BK-Economics is a software package that was developed by a team of scientists at the Carl Hayden Bee Research Center in Tucson, Arizona to assist commercial beekeepers in streamlining their business practices. This software allows beekeepers to simulate years of business, taking into account factors like equipment purchases, labor force, transportation, marketing strategies, loans, honey flow, and other hive products without taking the usual risks. This software, when used in combination with the marketing strategy information in publication, can help beekeepers formulate a successful business plan when making financial decisions, expanding an operation or just starting out.”  Both programs can be downloaded from the Web site or can be requested by mail. 

The specialized program Redapol is also available from the Tucson Web site.  It is a computer-based model simulating the interactions of weather, bloom and honey bee foraging activity that culminate in 'Delicious' apple fruit-set.
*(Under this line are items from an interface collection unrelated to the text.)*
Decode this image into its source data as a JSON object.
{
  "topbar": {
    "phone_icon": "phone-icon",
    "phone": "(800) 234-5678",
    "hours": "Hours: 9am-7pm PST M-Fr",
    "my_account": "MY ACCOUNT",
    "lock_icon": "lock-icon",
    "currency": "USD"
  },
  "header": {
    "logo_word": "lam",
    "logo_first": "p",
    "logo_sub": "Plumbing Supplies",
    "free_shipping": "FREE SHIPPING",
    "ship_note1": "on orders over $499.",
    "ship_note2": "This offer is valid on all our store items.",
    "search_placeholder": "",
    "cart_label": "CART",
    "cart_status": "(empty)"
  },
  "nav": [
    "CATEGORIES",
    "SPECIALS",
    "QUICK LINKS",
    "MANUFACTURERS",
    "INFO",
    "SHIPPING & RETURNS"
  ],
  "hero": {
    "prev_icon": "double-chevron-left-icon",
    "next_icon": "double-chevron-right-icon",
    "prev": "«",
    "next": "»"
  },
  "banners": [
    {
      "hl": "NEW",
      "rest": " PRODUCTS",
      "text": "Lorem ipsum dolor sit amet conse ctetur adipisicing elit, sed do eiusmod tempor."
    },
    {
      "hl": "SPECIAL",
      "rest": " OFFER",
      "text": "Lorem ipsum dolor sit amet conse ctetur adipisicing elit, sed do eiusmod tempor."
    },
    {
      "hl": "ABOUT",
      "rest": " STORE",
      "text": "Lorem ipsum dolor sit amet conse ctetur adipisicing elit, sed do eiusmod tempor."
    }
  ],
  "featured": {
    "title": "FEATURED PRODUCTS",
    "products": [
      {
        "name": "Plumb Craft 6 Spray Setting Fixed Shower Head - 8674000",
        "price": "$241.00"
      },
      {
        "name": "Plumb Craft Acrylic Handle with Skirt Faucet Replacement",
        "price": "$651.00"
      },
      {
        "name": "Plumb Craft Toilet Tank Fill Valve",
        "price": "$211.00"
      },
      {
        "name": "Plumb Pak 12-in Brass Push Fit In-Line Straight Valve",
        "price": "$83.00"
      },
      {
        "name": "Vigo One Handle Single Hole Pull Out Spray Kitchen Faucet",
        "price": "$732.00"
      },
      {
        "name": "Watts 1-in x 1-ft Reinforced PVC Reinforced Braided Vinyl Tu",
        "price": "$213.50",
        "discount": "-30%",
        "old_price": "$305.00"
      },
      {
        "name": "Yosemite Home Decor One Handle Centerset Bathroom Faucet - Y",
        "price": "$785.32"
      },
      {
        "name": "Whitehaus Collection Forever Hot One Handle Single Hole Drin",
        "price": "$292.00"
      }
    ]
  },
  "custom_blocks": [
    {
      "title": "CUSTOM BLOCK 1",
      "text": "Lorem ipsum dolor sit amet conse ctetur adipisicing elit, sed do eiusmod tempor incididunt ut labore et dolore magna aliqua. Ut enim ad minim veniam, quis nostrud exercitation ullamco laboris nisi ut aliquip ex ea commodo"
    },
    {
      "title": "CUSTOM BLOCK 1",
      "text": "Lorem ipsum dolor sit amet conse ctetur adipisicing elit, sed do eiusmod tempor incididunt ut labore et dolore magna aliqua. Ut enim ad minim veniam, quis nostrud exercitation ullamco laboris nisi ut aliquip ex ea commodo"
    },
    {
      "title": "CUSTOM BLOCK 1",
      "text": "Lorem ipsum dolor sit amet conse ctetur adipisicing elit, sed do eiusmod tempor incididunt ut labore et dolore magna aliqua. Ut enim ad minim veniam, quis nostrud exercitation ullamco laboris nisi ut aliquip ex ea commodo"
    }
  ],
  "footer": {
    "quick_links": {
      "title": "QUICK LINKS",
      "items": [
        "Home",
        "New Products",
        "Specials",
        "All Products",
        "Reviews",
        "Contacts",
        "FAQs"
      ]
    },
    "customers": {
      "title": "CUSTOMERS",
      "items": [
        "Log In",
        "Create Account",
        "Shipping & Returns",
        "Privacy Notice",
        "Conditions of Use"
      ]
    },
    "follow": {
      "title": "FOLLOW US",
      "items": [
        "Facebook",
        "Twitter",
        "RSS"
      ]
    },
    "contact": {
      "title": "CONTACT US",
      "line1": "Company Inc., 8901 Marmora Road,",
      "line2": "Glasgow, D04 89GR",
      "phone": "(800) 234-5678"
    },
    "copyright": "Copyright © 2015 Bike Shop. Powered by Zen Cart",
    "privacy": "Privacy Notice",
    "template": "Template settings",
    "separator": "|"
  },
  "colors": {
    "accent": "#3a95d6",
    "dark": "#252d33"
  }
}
The model predicts the percentage of blossoms setting fruit based upon weather conditions, orchard design, tree characteristics, and honey bee colonies per hectare.  Other applications are found at the Web site that can be used interactively with an Internet connection.  These include the “pollination bible,” last published in 1976 by S.E. McGregor, Insect Pollination of Cultivated Crop Plants.  This is the “first and only virtual beekeeping book updated continuously.”  Then there is Web Bee Pop that simulates how honey bee population dynamics depends on the weather.  Five different climatic regions can be selected.  Finally, the site provides a down and dirty look at the structure of bees as viewed through a scanning microscope, the electronic version of A Scanning Electron Microscope Atlas of the Honey Bee, by Eric Erickson and colleagues, reproduced with permission of the Iowa University Press.

I cannot end this short column on computer possibilities without mentioning my Apis Information Resource Center.9  Here one can sign up for a free beekeeping information and peruse information for sale both in English and Spanish in both HTML and HTML help formats.

As the digital age matures, there are bound to be more and more computer programs available to beekeepers.  Fortunately, it will not be difficult to find most of them using the power of the Internet and World Wide Web.



      1.    http://groups.yahoo.com/group/Apis_Newsletter/

  1. http://www.beehoo.com/
  2. http://www.apiculture.com/apiservices/index_fr.htm
  3. http://maarec.cas.psu.edu/beeaware/index.html
  4. http://www.mynista.com/beekeeper/
  5. http://apimo.dk/index.htm
  6. http://gears.tucson.ars.ag.gov
  7. http://apis.shorturl.com